(5) Generally speaking a rule to remember is that in competitive auctions if the double is over the bidder (or behind), it's for penalty. If it's under the bidder (or in front of), it's takeout.
Let’s look at some penalty double auctions:
1. S-KQ3 H-AJ108 D-10932 C-Q7 PARD OPP YOU OPP
1NT 2H DBL
This opponent is in big trouble. You and your partner have the values for game but not slam. The only time you might consider 3NT instead of doubling is when you are vulnerable and the opponents are not. Even then, you are likely to be +800 (or more) instead of the 600+ in a 3NT contract. The deciding factor might be if you know your opponent or not. Note: some partnerships use a negative double in this auction.
2. S-K4 H-J103 D-AJ76 C-QJ43 PARD OPP YOU OPP
1H 1NT DBL
Since a 1NT overcall is so easy for responder to double, it may be the most dangerous bid in bridge. A hand with a good 9+ hcp is usually enough for responder to double.
3. S-A7 H-K104 D-QJ3 C-KJ1097 PARD OPP YOU OPP
1S 2C P P
DBL P P
Your right hand opponent is about to learn how important it is to have a good suit for a 2-level (or higher) overcall. It is important you pass in tempo when your opponent overcalls.
4. S-A952 H-K94 D-109 C-AK87 YOU OPP PARD OPP
1C 1S P P
This time you know partner didn’t “trap” pass so he is broke.
Let’s get partner involved:
5. S-AK1064 S-86 no vul WEST NORTH EAST SOUTH
H-Q95 H-AJ8 1S DBL RDBL P
D-3 D-AK874 P 2C P P
C-QJ109 C-542 DBL
The redouble sets up a force. With no obvious bid, East passes the 2C bid around to
West who must take action.
6. S-3 S-QJ98 no vul WEST NORTH EAST SOUTH
H-Q4 H-AJ10 1D 1S 1NT 2S
D-AK1073 D-954 3C 3S DBL
East must trust his partner’s bidding and punish these overbidders. Too many players holding the East cards will not double so the opponents just keep stealing their contracts.
7. S-KQ4 S-A9532 both vul WEST NORTH EAST SOUTH
H-A9 H-74 1NT 2H 2S 3H
D-AJ76 D-1084 3S 4H DBL
East must tell his partner he has a trick.
8. S-A9 S-976 no vul WEST NORTH EAST SOUTH
H-AKJ9 H-1054 2C P 2H* 2S
D-KJ5 D-8743 P P DBL
Opener’s pass is forcing so even as ugly as the East hand is, he must take action. This bid doesn’t qualify as a penalty double but it may turn into one.
WEST EAST both WEST NORTH EAST SOUTH
9. S-Q876 S-J92 vul 3D 3H
H-A1075 H-43 DBL
This was good for +1100. A double after partner preempts is for penalties.
WHEN THE OPPONENTS SACRIFICE
Up to now we have looked mostly at doubling partscore contracts. Now let’s examine some higher level contracts. Let’s lay some groundwork before we look at some example hands. While it is not always clear who “owns” the hand, here are some guidelines:
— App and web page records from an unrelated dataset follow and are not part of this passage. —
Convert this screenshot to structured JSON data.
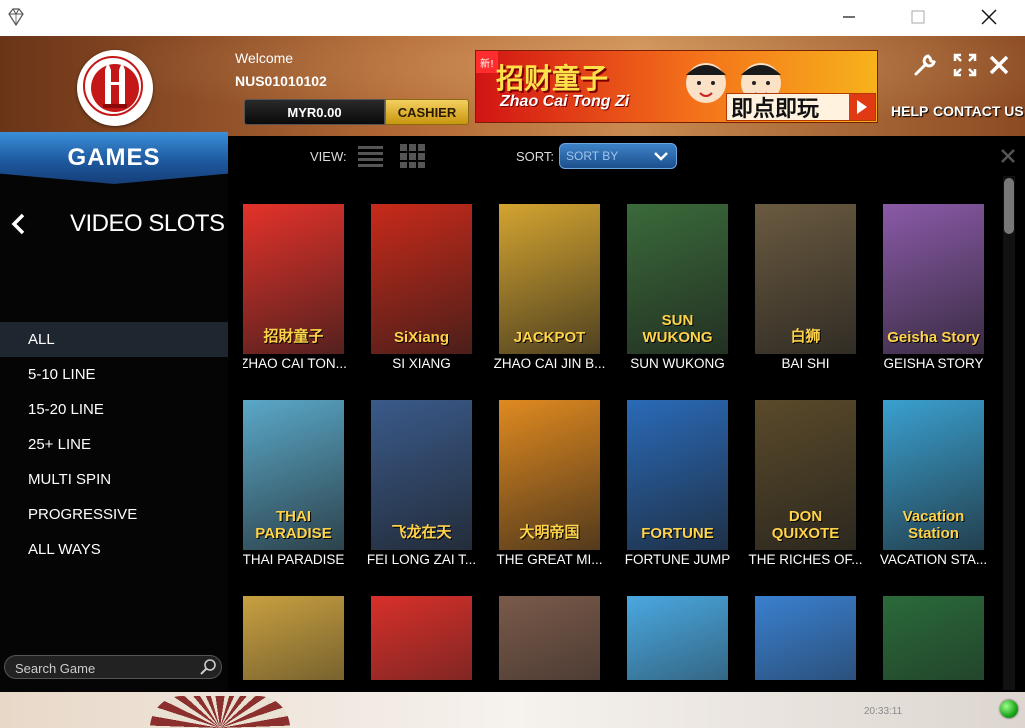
{
  "window": {
    "title": ""
  },
  "header": {
    "welcome": "Welcome",
    "username": "NUS01010102",
    "balance": "MYR0.00",
    "cashier_label": "CASHIER",
    "help_label": "HELP",
    "contact_label": "CONTACT US",
    "banner": {
      "new_badge": "新!",
      "title": "招财童子",
      "subtitle": "Zhao Cai Tong Zi",
      "cta": "即点即玩"
    }
  },
  "sidebar": {
    "tab_label": "GAMES",
    "section_title": "VIDEO SLOTS",
    "filters": [
      "ALL",
      "5-10 LINE",
      "15-20 LINE",
      "25+ LINE",
      "MULTI SPIN",
      "PROGRESSIVE",
      "ALL WAYS"
    ],
    "active_filter": "ALL",
    "search_placeholder": "Search Game"
  },
  "toolbar": {
    "view_label": "VIEW:",
    "sort_label": "SORT:",
    "sort_value": "SORT BY"
  },
  "games": [
    {
      "name": "ZHAO CAI TON...",
      "art_label": "招財童子",
      "color": "#e4322a"
    },
    {
      "name": "SI XIANG",
      "art_label": "SiXiang",
      "color": "#c82a1a"
    },
    {
      "name": "ZHAO CAI JIN B...",
      "art_label": "JACKPOT",
      "color": "#d4a430"
    },
    {
      "name": "SUN WUKONG",
      "art_label": "SUN WUKONG",
      "color": "#3a6a3a"
    },
    {
      "name": "BAI SHI",
      "art_label": "白狮",
      "color": "#6a5a40"
    },
    {
      "name": "GEISHA STORY",
      "art_label": "Geisha Story",
      "color": "#8a5aa8"
    },
    {
      "name": "THAI PARADISE",
      "art_label": "THAI PARADISE",
      "color": "#5aa8c8"
    },
    {
      "name": "FEI LONG ZAI T...",
      "art_label": "飞龙在天",
      "color": "#3a5a8a"
    },
    {
      "name": "THE GREAT MI...",
      "art_label": "大明帝国",
      "color": "#e08a20"
    },
    {
      "name": "FORTUNE JUMP",
      "art_label": "FORTUNE",
      "color": "#2a6ab8"
    },
    {
      "name": "THE RICHES OF...",
      "art_label": "DON QUIXOTE",
      "color": "#5a4a2a"
    },
    {
      "name": "VACATION STA...",
      "art_label": "Vacation Station",
      "color": "#3aa0d0"
    },
    {
      "name": "",
      "art_label": "",
      "color": "#c8a040"
    },
    {
      "name": "",
      "art_label": "",
      "color": "#d8302a"
    },
    {
      "name": "",
      "art_label": "",
      "color": "#7a5a4a"
    },
    {
      "name": "",
      "art_label": "",
      "color": "#4aa8e0"
    },
    {
      "name": "",
      "art_label": "",
      "color": "#3a80d0"
    },
    {
      "name": "",
      "art_label": "",
      "color": "#2a6a3a"
    }
  ],
  "status": {
    "clock": "20:33:11"
  },
  "colors": {
    "accent": "#1e5aa0",
    "cashier": "#e0b030",
    "sidebar_bg": "#050505"
  }
}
1. You bid a vulnerable game.
2. It is obvious the opponents have preempted.
When either of these two conditions has been met, a FORCING PASS situation exists. This means that if you pass, your partner must bid or double depending on his hand. This is particularly important when your side bids game or higher and the other side sacrifices at the 5-level. There are five options at the 5-level:
1. A cue bid is the strongest action.
2. PASS AND PULL is also a slam try.
3. Bids at the five-level show a preference for declaring.
4. Pass leaves the decision to partner.
5. Double is the weakest action.
10. S-AK876 H-Q65 D-A103 C-109 vul WEST NORTH EAST SOUTH
vs. 1S 3H 4H 5H
West tells his partner he has a minimum hand.
11. AKJ10932 H-3 D-AJ10 C-KJ vul WEST NORTH EAST SOUTH
vs. 1S 3H 3S 4H
nvul 4S 5H P P
East would have doubled with a weak hand. His pass leaves the decision up to West. Holding a good hand and a long suit, West is not eager to defend.
12. S-3 H-AKQ876 D-A8 C-AQ103 nvul WEST NORTH EAST SOUTH
1H 3S 4H 4S
West continued by bidding clubs. He is interested in slam.
13. S-KQJ1043 H-KJ7 D-AK82 C- WEST NORTH EAST SOUTH
1S 3C 4S P
West is making a slam try by showing a first round club control, very likely a void.
14. S-AKJ1093 H-KQ2 D-A C-Q102 vul EAST SOUTH WEST NORTH
vs 1S 2D 3D 5D
nvul P P DBL P
This Pass and Pull auction shows a very good hand suggesting slam.
As always, you need to discuss these auctions with your regular partners.